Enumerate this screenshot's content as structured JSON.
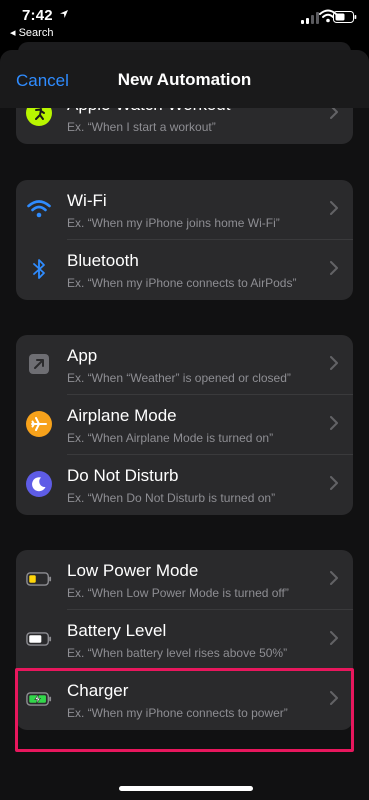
{
  "status_bar": {
    "time": "7:42",
    "back_label": "◂ Search"
  },
  "nav": {
    "cancel": "Cancel",
    "title": "New Automation"
  },
  "groups": [
    {
      "rows": [
        {
          "title": "Apple Watch Workout",
          "subtitle": "Ex. “When I start a workout”",
          "icon": "workout-icon"
        }
      ]
    },
    {
      "rows": [
        {
          "title": "Wi-Fi",
          "subtitle": "Ex. “When my iPhone joins home Wi-Fi”",
          "icon": "wifi-icon"
        },
        {
          "title": "Bluetooth",
          "subtitle": "Ex. “When my iPhone connects to AirPods”",
          "icon": "bluetooth-icon"
        }
      ]
    },
    {
      "rows": [
        {
          "title": "App",
          "subtitle": "Ex. “When “Weather” is opened or closed”",
          "icon": "app-icon"
        },
        {
          "title": "Airplane Mode",
          "subtitle": "Ex. “When Airplane Mode is turned on”",
          "icon": "airplane-icon"
        },
        {
          "title": "Do Not Disturb",
          "subtitle": "Ex. “When Do Not Disturb is turned on”",
          "icon": "moon-icon"
        }
      ]
    },
    {
      "rows": [
        {
          "title": "Low Power Mode",
          "subtitle": "Ex. “When Low Power Mode is turned off”",
          "icon": "low-power-icon"
        },
        {
          "title": "Battery Level",
          "subtitle": "Ex. “When battery level rises above 50%”",
          "icon": "battery-level-icon"
        },
        {
          "title": "Charger",
          "subtitle": "Ex. “When my iPhone connects to power”",
          "icon": "charger-icon"
        }
      ]
    }
  ],
  "colors": {
    "accent": "#2f8cff",
    "highlight": "#e8175d",
    "workout": "#b8f500",
    "wifi": "#2f8cff",
    "airplane": "#f7a21b",
    "moon": "#5e5ce6",
    "low_power": "#ffd60a",
    "charger": "#32d74b"
  }
}
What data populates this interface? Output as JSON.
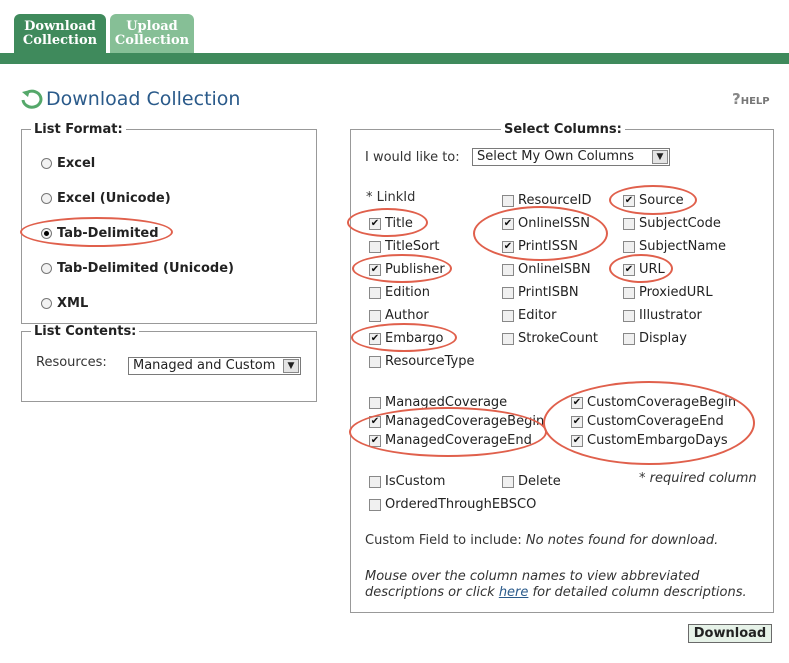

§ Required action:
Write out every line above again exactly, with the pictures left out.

§ Answer section:
Enumerate this screenshot's content as structured JSON.
{
  "status_bar": {
    "time": "7:42",
    "back_label": "◂ Search"
  },
  "nav": {
    "cancel": "Cancel",
    "title": "New Automation"
  },
  "groups": [
    {
      "rows": [
        {
          "title": "Apple Watch Workout",
          "subtitle": "Ex. “When I start a workout”",
          "icon": "workout-icon"
        }
      ]
    },
    {
      "rows": [
        {
          "title": "Wi-Fi",
          "subtitle": "Ex. “When my iPhone joins home Wi-Fi”",
          "icon": "wifi-icon"
        },
        {
          "title": "Bluetooth",
          "subtitle": "Ex. “When my iPhone connects to AirPods”",
          "icon": "bluetooth-icon"
        }
      ]
    },
    {
      "rows": [
        {
          "title": "App",
          "subtitle": "Ex. “When “Weather” is opened or closed”",
          "icon": "app-icon"
        },
        {
          "title": "Airplane Mode",
          "subtitle": "Ex. “When Airplane Mode is turned on”",
          "icon": "airplane-icon"
        },
        {
          "title": "Do Not Disturb",
          "subtitle": "Ex. “When Do Not Disturb is turned on”",
          "icon": "moon-icon"
        }
      ]
    },
    {
      "rows": [
        {
          "title": "Low Power Mode",
          "subtitle": "Ex. “When Low Power Mode is turned off”",
          "icon": "low-power-icon"
        },
        {
          "title": "Battery Level",
          "subtitle": "Ex. “When battery level rises above 50%”",
          "icon": "battery-level-icon"
        },
        {
          "title": "Charger",
          "subtitle": "Ex. “When my iPhone connects to power”",
          "icon": "charger-icon"
        }
      ]
    }
  ],
  "colors": {
    "accent": "#2f8cff",
    "highlight": "#e8175d",
    "workout": "#b8f500",
    "wifi": "#2f8cff",
    "airplane": "#f7a21b",
    "moon": "#5e5ce6",
    "low_power": "#ffd60a",
    "charger": "#32d74b"
  }
}
What data populates this interface? Output as JSON.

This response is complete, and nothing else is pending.